Just as the ladder’s new owner was carting it away, I heard my husband on the rooftop call out, “Hey, I need that!” I’m happy to report that monies from that yard sale went for new tri-fold aluminum ladder for my hubby.

During a heat wave, my adorably cute (then 5-year-old) grandson, Mosey, set up a lemonade stand at our yard sale. He sold his concoction at 25 cents a cup, netting him more profit than his mom, nana, and great-grandma combined at the end of the day; even though he would often abandon his store to go play in the kiddy plastic water-pool.

In this economy, yard sales have replaced sewing circles where blue-collar working people can commune with their neighbors and help each other and themselves out with reasonably priced items. Yard sales would make for an interesting study by a sociologist.

There are some downsides to yard sales, such as when relatives you don’t expect come by and see the gifts they have given to you being sold for a fraction of what they paid. For this reason, veteran yard sale virtuosos keep a large tablecloth handy to drop over the merchandise in question, before the original purchaser can spot them.

Whoever said, “One man’s junk is another man’s treasure” must have been talking about yard sales, because yard sales are a great way to recycle items that you no longer have use for. Castoffs do sell. Just ask any pack rat.

Yard sales can be therapeutic. Downsizing helps to make life more manageable, not to mention that you also make more room for “stuff” you accumulate for next year’s yard sale.
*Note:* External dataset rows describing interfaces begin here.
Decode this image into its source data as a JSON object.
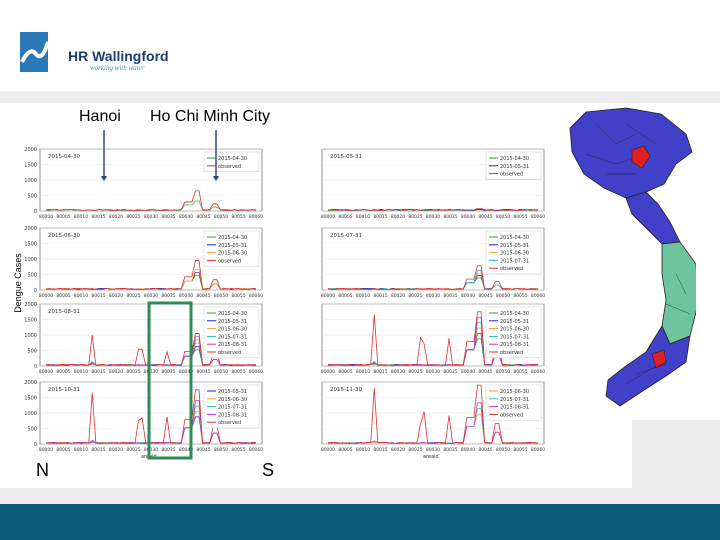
{
  "logo": {
    "name": "HR Wallingford",
    "tagline": "working with water"
  },
  "labels": {
    "hanoi": "Hanoi",
    "hcmc": "Ho Chi Minh City",
    "ylabel": "Dengue Cases",
    "north": "N",
    "south": "S"
  },
  "colors": {
    "footer": "#0a5a7a",
    "highlight_box": "#2e8b57",
    "map_north_south": "#4040c8",
    "map_central": "#6fc4a0",
    "map_cities": "#e02020"
  },
  "chart_data": {
    "type": "line",
    "xlabel": "areaid",
    "categories": [
      "80000",
      "80005",
      "80010",
      "80015",
      "80020",
      "80025",
      "80030",
      "80035",
      "80040",
      "80045",
      "80050",
      "80055",
      "80060"
    ],
    "series_colors": {
      "2015-04-30": "#2ca02c",
      "2015-05-31": "#1f1fd0",
      "2015-06-30": "#ff9f1c",
      "2015-07-31": "#17becf",
      "2015-08-31": "#c030c0",
      "observed": "#e03030"
    },
    "panels": [
      {
        "title": "2015-04-30",
        "ylim": [
          0,
          2000
        ],
        "yticks": [
          0,
          500,
          1000,
          1500,
          2000
        ],
        "legend": [
          "2015-04-30",
          "observed"
        ],
        "peak_obs": 650
      },
      {
        "title": "2015-05-31",
        "ylim": [
          0,
          2000
        ],
        "yticks": [],
        "legend": [
          "2015-04-30",
          "2015-05-31",
          "observed"
        ],
        "peak_obs": 80
      },
      {
        "title": "2015-06-30",
        "ylim": [
          0,
          2000
        ],
        "yticks": [
          0,
          500,
          1000,
          1500,
          2000
        ],
        "legend": [
          "2015-04-30",
          "2015-05-31",
          "2015-06-30",
          "observed"
        ],
        "peak_obs": 950
      },
      {
        "title": "2015-07-31",
        "ylim": [
          0,
          2000
        ],
        "yticks": [],
        "legend": [
          "2015-04-30",
          "2015-05-31",
          "2015-06-30",
          "2015-07-31",
          "observed"
        ],
        "peak_obs": 780
      },
      {
        "title": "2015-08-31",
        "ylim": [
          0,
          2000
        ],
        "yticks": [
          0,
          500,
          1000,
          1500,
          2000
        ],
        "legend": [
          "2015-04-30",
          "2015-05-31",
          "2015-06-30",
          "2015-07-31",
          "2015-08-31",
          "observed"
        ],
        "peak_obs": 1050
      },
      {
        "title": "",
        "ylim": [
          0,
          2000
        ],
        "yticks": [],
        "legend": [
          "2015-04-30",
          "2015-05-31",
          "2015-06-30",
          "2015-07-31",
          "2015-08-31",
          "observed"
        ],
        "peak_obs": 1750
      },
      {
        "title": "2015-10-31",
        "ylim": [
          0,
          2000
        ],
        "yticks": [
          0,
          500,
          1000,
          1500,
          2000
        ],
        "legend": [
          "2015-05-31",
          "2015-06-30",
          "2015-07-31",
          "2015-08-31",
          "observed"
        ],
        "peak_obs": 1750
      },
      {
        "title": "2015-11-30",
        "ylim": [
          0,
          2000
        ],
        "yticks": [],
        "legend": [
          "2015-06-30",
          "2015-07-31",
          "2015-08-31",
          "observed"
        ],
        "peak_obs": 1900
      }
    ]
  }
}
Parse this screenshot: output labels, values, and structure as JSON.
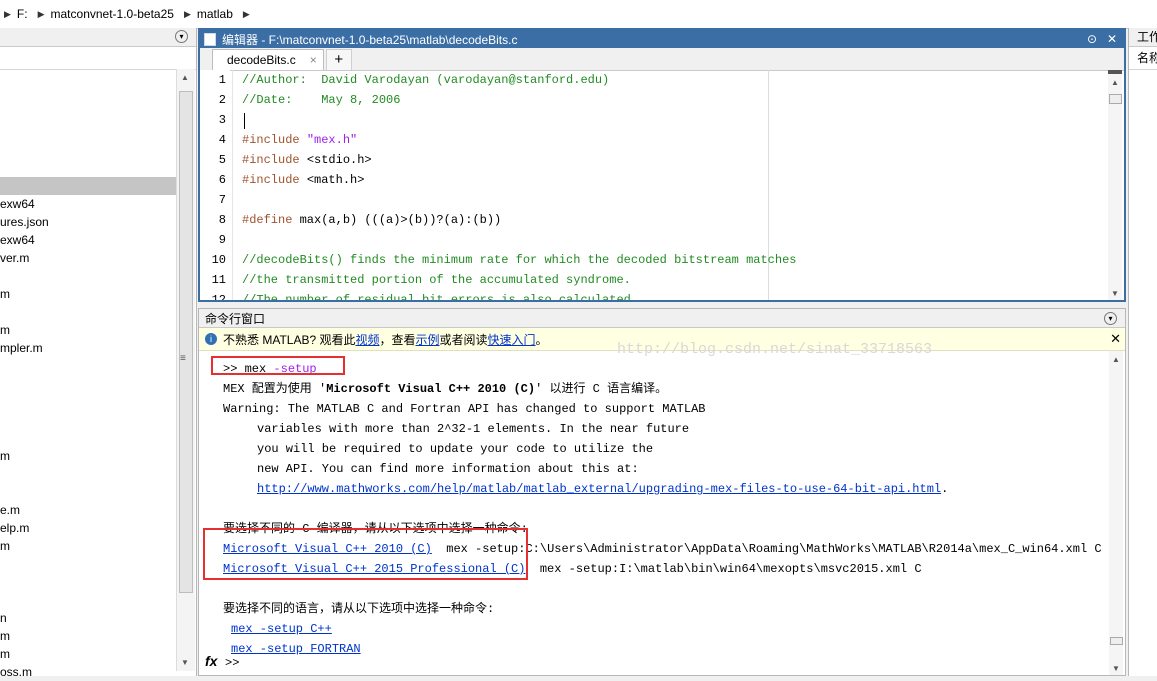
{
  "address_bar": {
    "segments": [
      "F:",
      "matconvnet-1.0-beta25",
      "matlab"
    ]
  },
  "left_panel": {
    "files": [
      "",
      "",
      "",
      "",
      "",
      "",
      "",
      "exw64",
      "ures.json",
      "exw64",
      "ver.m",
      "",
      "m",
      "",
      "m",
      "mpler.m",
      "",
      "",
      "",
      "",
      "",
      "m",
      "",
      "",
      "e.m",
      "elp.m",
      "m",
      "",
      "",
      "",
      "n",
      "m",
      "m",
      "oss.m"
    ],
    "selected_index": 6
  },
  "editor": {
    "title": "编辑器 - F:\\matconvnet-1.0-beta25\\matlab\\decodeBits.c",
    "tab_label": "decodeBits.c",
    "tab_close": "×",
    "tab_add": "+",
    "line_numbers": [
      "1",
      "2",
      "3",
      "4",
      "5",
      "6",
      "7",
      "8",
      "9",
      "10",
      "11",
      "12"
    ],
    "lines": [
      {
        "type": "comment",
        "text": "//Author:  David Varodayan (varodayan@stanford.edu)"
      },
      {
        "type": "comment",
        "text": "//Date:    May 8, 2006"
      },
      {
        "type": "plain",
        "text": ""
      },
      {
        "type": "include",
        "directive": "#include ",
        "arg": "\"mex.h\""
      },
      {
        "type": "include",
        "directive": "#include ",
        "arg": "<stdio.h>"
      },
      {
        "type": "include",
        "directive": "#include ",
        "arg": "<math.h>"
      },
      {
        "type": "plain",
        "text": ""
      },
      {
        "type": "define",
        "directive": "#define ",
        "arg": "max(a,b) (((a)>(b))?(a):(b))"
      },
      {
        "type": "plain",
        "text": ""
      },
      {
        "type": "comment",
        "text": "//decodeBits() finds the minimum rate for which the decoded bitstream matches"
      },
      {
        "type": "comment",
        "text": "//the transmitted portion of the accumulated syndrome."
      },
      {
        "type": "comment",
        "text": "//The number of residual bit errors is also calculated."
      }
    ]
  },
  "command_window": {
    "title": "命令行窗口",
    "info": {
      "prefix": "不熟悉 MATLAB? 观看此",
      "link1": "视频",
      "mid1": "，查看",
      "link2": "示例",
      "mid2": "或者阅读",
      "link3": "快速入门",
      "suffix": "。"
    },
    "watermark": "http://blog.csdn.net/sinat_33718563",
    "prompt_cmd": ">> mex ",
    "prompt_arg": "-setup",
    "output": {
      "line1_a": "MEX 配置为使用 '",
      "line1_b": "Microsoft Visual C++ 2010 (C)",
      "line1_c": "' 以进行 C 语言编译。",
      "warn1": "Warning: The MATLAB C and Fortran API has changed to support MATLAB",
      "warn2": "variables with more than 2^32-1 elements. In the near future",
      "warn3": "you will be required to update your code to utilize the",
      "warn4": "new API. You can find more information about this at:",
      "warn_link": "http://www.mathworks.com/help/matlab/matlab_external/upgrading-mex-files-to-use-64-bit-api.html",
      "warn_link_suffix": ".",
      "choose_compiler": "要选择不同的 C 编译器，请从以下选项中选择一种命令:",
      "compiler1_link": "Microsoft Visual C++ 2010 (C)",
      "compiler1_cmd": "  mex -setup:C:\\Users\\Administrator\\AppData\\Roaming\\MathWorks\\MATLAB\\R2014a\\mex_C_win64.xml C",
      "compiler2_link": "Microsoft Visual C++ 2015 Professional (C)",
      "compiler2_cmd": "  mex -setup:I:\\matlab\\bin\\win64\\mexopts\\msvc2015.xml C",
      "choose_language": "要选择不同的语言，请从以下选项中选择一种命令:",
      "lang1": "mex -setup C++",
      "lang2": "mex -setup FORTRAN"
    },
    "fx": "fx",
    "prompt": ">>"
  },
  "right_panel": {
    "title": "工作",
    "column": "名称"
  },
  "colors": {
    "editor_titlebar": "#3b6ea5",
    "annotation_red": "#e53030",
    "comment_green": "#228b22",
    "link_blue": "#0033cc"
  }
}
Spring brings flowers, blue skies and two more things, yard -sales, and camaraderie over Norwalk and that is the best kind of phenomenon.

Yolanda Adele